Tajikistan has emerged after a bloody civil war following independence, to become a functioning democracy which is a model for the region. It has a good record on human rights and while it is still a relatively poor country, it has great potential to develop mineral and water resources, provided it can achieve significant levels of inward investment. But it is Tajikistan’s geographical position nestling in the high Pamir Mountains on the rooftop of the world, with Afghanistan, Iran and the other Central Asian republics as neighbours that make it strategically important for the West. This is a highly sensitive area. War is still raging in neighbouring Afghanistan where the Taleban are continually active. Islamic terrorists lurk in the mountains in nearby Pakistan. Iran seeks to spread its ideological influence across the whole region. Drug trafficking is rife. But Tajikistan, under the firm leadership of President Emomali Rahmon, stands guard. It is at the forefront of the fight against drugs and terrorists and as such, is a key strategic ally for the West.
Of course water issues affecting the upstream and downstream nations in Central Asia are a source of constant tension and the proposed construction of the Rogun reservoir on the Vakhsh River has become a focus of controversy. When operational, Rogun will produce a massive 3600 MW at peak capacity. Over 45 miles of underground tunnels have already been completed during the Soviet era and 5000 workers are engaged day and night in the construction of giant underground halls where the turbines will be located. It is intended to dam the Vakhsh River in the steep narrow valley in which Rogun is located with a 335 metre high tone and clay embankment. I visited Rogun and was deeply impressed by what I saw.
The Uzbeks in particular are alarmed that his dam would be vulnerable to severe seismic activity and if ever breached, would have catastrophic consequences for downstream countries like Uzbekistan, German and Pakistani experts have been employed to assess the Rogun project by the World Bank. A final assessment will be made in 2011. I am convinced, however, following my own visit to Tajikistan, that this project is both safe and regionally essential.

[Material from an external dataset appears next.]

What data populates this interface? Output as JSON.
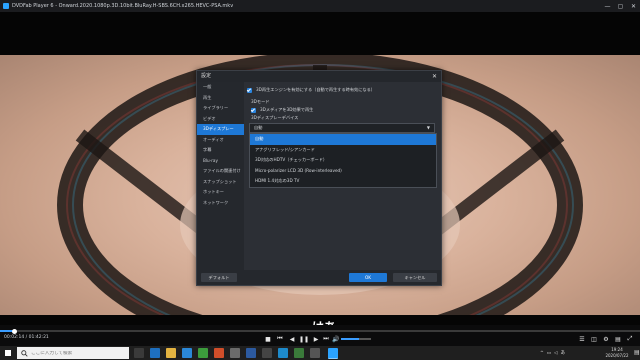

Ninety five per cent of electricity in Tajikistan is generated from hydro electric power projects. The overhead lines and infrastructure needed to sell this electricity to neighbouring countries like Afghanistan and Pakistan are already being built. The new reservoirs being planned at Rogun will take ten years to complete before they are fully operational, but the Tajiks guarantee that they will continue to supply their downstream neighbours with the same amount of water that they enjoy now via the Amu Darya and Syr Darya rivers. They claim that their new system of dams will provide a properly managed water source which will benefit everyone. The Tajiks point out that 60% of the rivers which serve Central Asia are sourced in Tajikistan. They claim that they have never and will never restrict water flow to their downstream neighbours.
Once it is operational, Rogun will provide a source of green, environmentally friendly energy which is both cheap and plentiful and will meet the need of Tajikistan while also providing essential energy for neighbouring countries like Afghanistan and Pakistan. It seems like a win-win situation in an area that is desperate for energy. Combined with a more strategic use of water in the downstream countries, with concrete-lined reservoirs and droplet irrigation, there is no reason why the abundant water resources of Central Asia cannot be distributed fairly and used in a way that enhances, rather than threaten the future of the Ferghana Valley.
Tajikistan is leading the way in water resource management in Central Asia, providing energy and water for its neighbours. It deserves the encouragement of the West in its endeavours.
Struan Stevenson, MEP
Struan Stevenson is Personal Representative of the President in Office of the OSCE (Kazakhstan) responsible for the Ecology & Environment of Central Asia. He is a Conservative Member of the European Parliament representing Scotland and President of the Intergroup on Climate Change, Biodiversity & Sustainable Development.
Source: Embassy of Tajikistan to the United Kingdom